**About this task**
Copy the records below exactly, omitting any pictures they contain.
────────────────────────────────────────
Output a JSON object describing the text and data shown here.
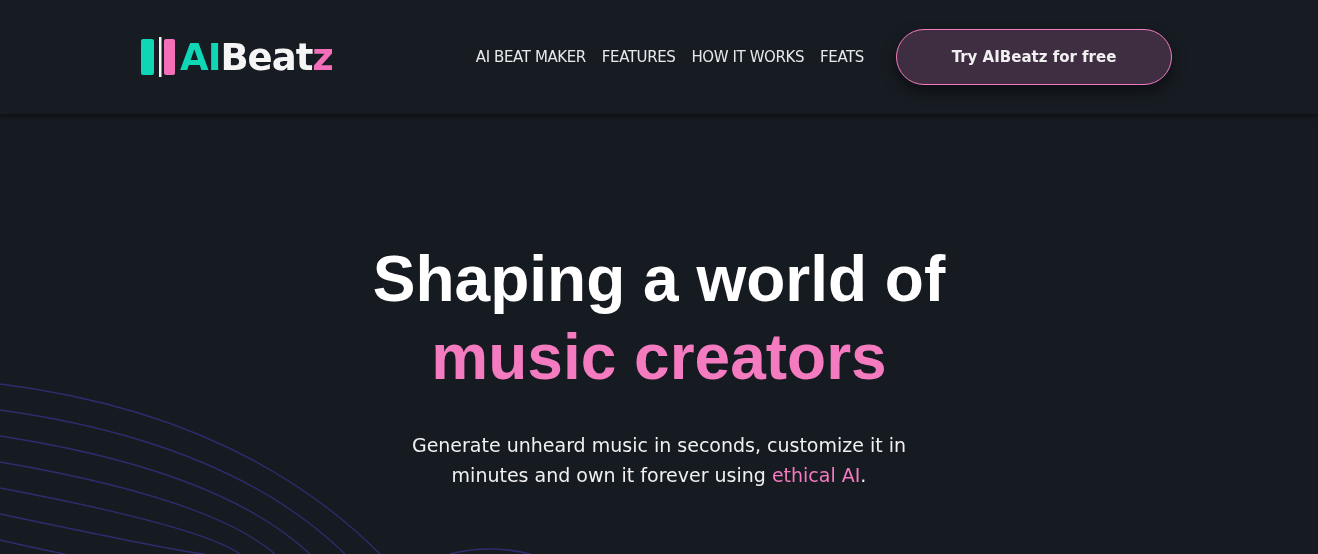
{
  "logo": {
    "parts": [
      {
        "text": "AI",
        "color": "#0fd6b4"
      },
      {
        "text": "Beat",
        "color": "#f5f5f5"
      },
      {
        "text": "z",
        "color": "#f46fb9"
      }
    ]
  },
  "nav": {
    "links": [
      "AI BEAT MAKER",
      "FEATURES",
      "HOW IT WORKS",
      "FEATS"
    ],
    "cta": "Try AIBeatz for free"
  },
  "hero": {
    "title_lines": [
      {
        "text": "Shaping a world of",
        "color": "#ffffff"
      },
      {
        "text": "music creators",
        "color": "#f47bbf"
      }
    ],
    "subtitle": {
      "text": "Generate unheard music in seconds, customize it in minutes and own it forever using ",
      "link": "ethical AI",
      "end": "."
    }
  }
}
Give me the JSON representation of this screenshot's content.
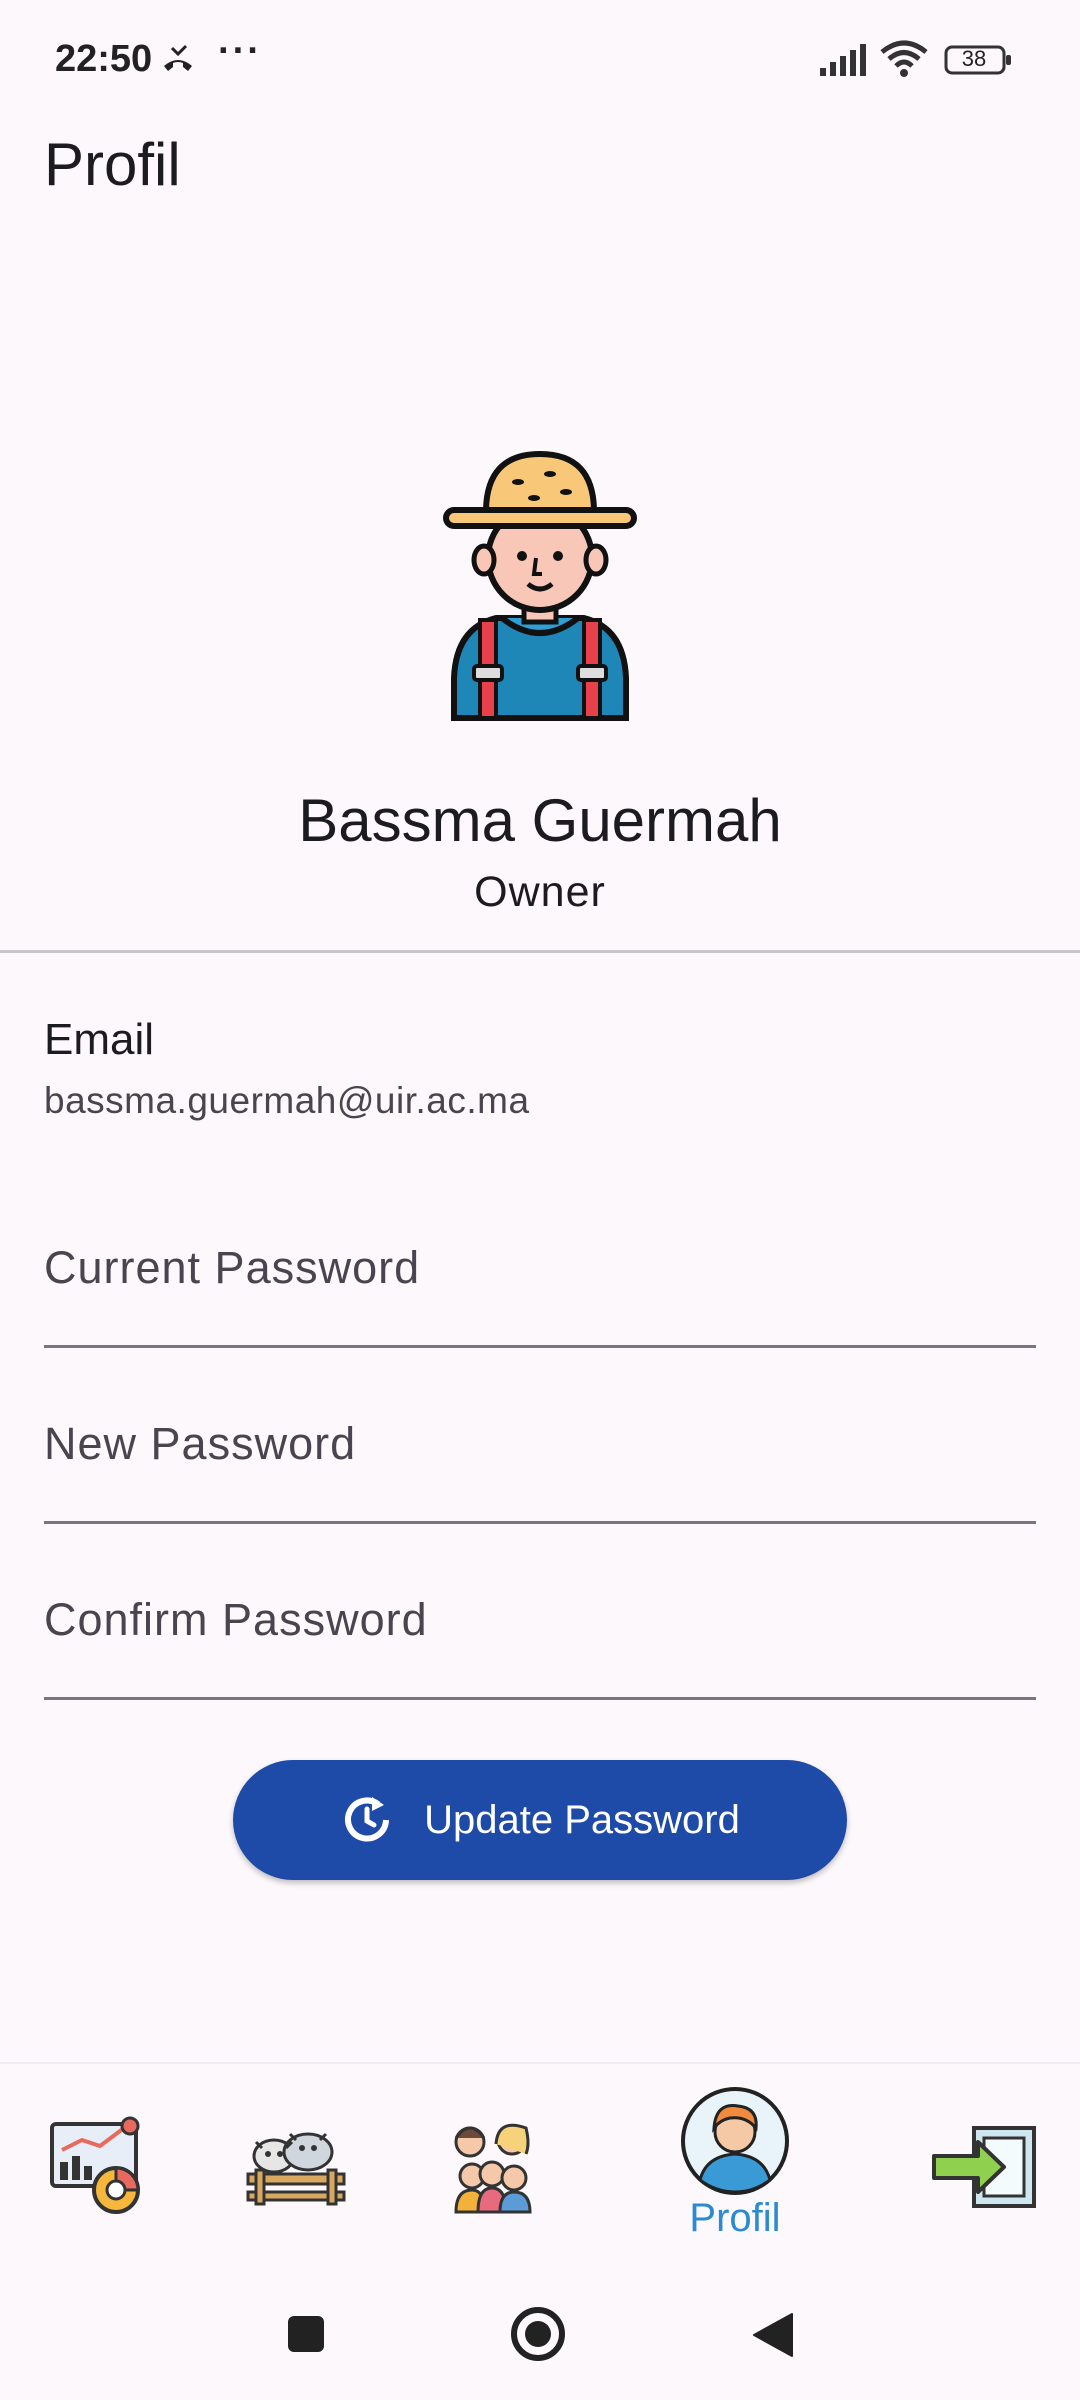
{
  "status_bar": {
    "time": "22:50",
    "dots": "···",
    "battery": "38"
  },
  "app_bar": {
    "title": "Profil"
  },
  "profile": {
    "name": "Bassma Guermah",
    "role": "Owner"
  },
  "email": {
    "label": "Email",
    "value": "bassma.guermah@uir.ac.ma"
  },
  "fields": [
    {
      "label": "Current Password",
      "value": ""
    },
    {
      "label": "New Password",
      "value": ""
    },
    {
      "label": "Confirm Password",
      "value": ""
    }
  ],
  "update_button": {
    "label": "Update Password",
    "icon": "refresh-clock-icon",
    "color": "#1e4aa8"
  },
  "bottom_nav": {
    "items": [
      {
        "icon": "dashboard-chart-icon",
        "label": ""
      },
      {
        "icon": "livestock-cows-icon",
        "label": ""
      },
      {
        "icon": "team-people-icon",
        "label": ""
      },
      {
        "icon": "profile-avatar-icon",
        "label": "Profil",
        "active": true
      },
      {
        "icon": "logout-arrow-icon",
        "label": ""
      }
    ],
    "active_color": "#2a8bd0"
  },
  "system_nav": {
    "buttons": [
      "recents-square-icon",
      "home-circle-icon",
      "back-triangle-icon"
    ]
  }
}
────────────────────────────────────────
**Task output**
Output a JSON object describing the text and data shown here.
{
  "logo": {
    "parts": [
      {
        "text": "AI",
        "color": "#0fd6b4"
      },
      {
        "text": "Beat",
        "color": "#f5f5f5"
      },
      {
        "text": "z",
        "color": "#f46fb9"
      }
    ]
  },
  "nav": {
    "links": [
      "AI BEAT MAKER",
      "FEATURES",
      "HOW IT WORKS",
      "FEATS"
    ],
    "cta": "Try AIBeatz for free"
  },
  "hero": {
    "title_lines": [
      {
        "text": "Shaping a world of",
        "color": "#ffffff"
      },
      {
        "text": "music creators",
        "color": "#f47bbf"
      }
    ],
    "subtitle": {
      "text": "Generate unheard music in seconds, customize it in minutes and own it forever using ",
      "link": "ethical AI",
      "end": "."
    }
  }
}
Give me the JSON representation of this screenshot's content.
{
  "status_bar": {
    "time": "22:50",
    "dots": "···",
    "battery": "38"
  },
  "app_bar": {
    "title": "Profil"
  },
  "profile": {
    "name": "Bassma Guermah",
    "role": "Owner"
  },
  "email": {
    "label": "Email",
    "value": "bassma.guermah@uir.ac.ma"
  },
  "fields": [
    {
      "label": "Current Password",
      "value": ""
    },
    {
      "label": "New Password",
      "value": ""
    },
    {
      "label": "Confirm Password",
      "value": ""
    }
  ],
  "update_button": {
    "label": "Update Password",
    "icon": "refresh-clock-icon",
    "color": "#1e4aa8"
  },
  "bottom_nav": {
    "items": [
      {
        "icon": "dashboard-chart-icon",
        "label": ""
      },
      {
        "icon": "livestock-cows-icon",
        "label": ""
      },
      {
        "icon": "team-people-icon",
        "label": ""
      },
      {
        "icon": "profile-avatar-icon",
        "label": "Profil",
        "active": true
      },
      {
        "icon": "logout-arrow-icon",
        "label": ""
      }
    ],
    "active_color": "#2a8bd0"
  },
  "system_nav": {
    "buttons": [
      "recents-square-icon",
      "home-circle-icon",
      "back-triangle-icon"
    ]
  }
}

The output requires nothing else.